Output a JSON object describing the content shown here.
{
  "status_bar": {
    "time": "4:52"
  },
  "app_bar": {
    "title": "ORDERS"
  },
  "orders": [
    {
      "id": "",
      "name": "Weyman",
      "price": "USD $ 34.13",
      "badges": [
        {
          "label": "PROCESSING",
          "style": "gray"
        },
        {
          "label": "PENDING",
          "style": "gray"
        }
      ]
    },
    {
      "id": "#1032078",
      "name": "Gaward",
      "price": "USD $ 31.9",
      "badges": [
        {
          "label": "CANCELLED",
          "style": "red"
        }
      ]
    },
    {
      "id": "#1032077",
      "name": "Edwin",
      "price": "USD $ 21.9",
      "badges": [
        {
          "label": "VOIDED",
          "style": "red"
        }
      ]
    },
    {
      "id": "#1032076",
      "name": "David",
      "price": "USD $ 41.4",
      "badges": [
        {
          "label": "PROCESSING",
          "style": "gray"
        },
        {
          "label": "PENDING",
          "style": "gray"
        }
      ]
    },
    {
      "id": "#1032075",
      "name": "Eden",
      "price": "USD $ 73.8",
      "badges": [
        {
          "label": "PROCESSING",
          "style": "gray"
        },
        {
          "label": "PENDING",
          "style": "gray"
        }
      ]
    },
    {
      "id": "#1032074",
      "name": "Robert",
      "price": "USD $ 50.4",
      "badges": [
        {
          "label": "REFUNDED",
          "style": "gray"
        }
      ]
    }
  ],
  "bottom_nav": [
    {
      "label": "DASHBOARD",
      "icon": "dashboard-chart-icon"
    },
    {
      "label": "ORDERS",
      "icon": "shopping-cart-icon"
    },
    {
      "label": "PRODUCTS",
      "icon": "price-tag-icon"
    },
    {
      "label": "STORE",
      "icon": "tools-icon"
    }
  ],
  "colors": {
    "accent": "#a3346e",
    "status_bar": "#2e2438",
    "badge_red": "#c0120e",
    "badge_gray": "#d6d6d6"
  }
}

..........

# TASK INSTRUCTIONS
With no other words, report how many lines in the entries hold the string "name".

# WRITTEN ANSWER
6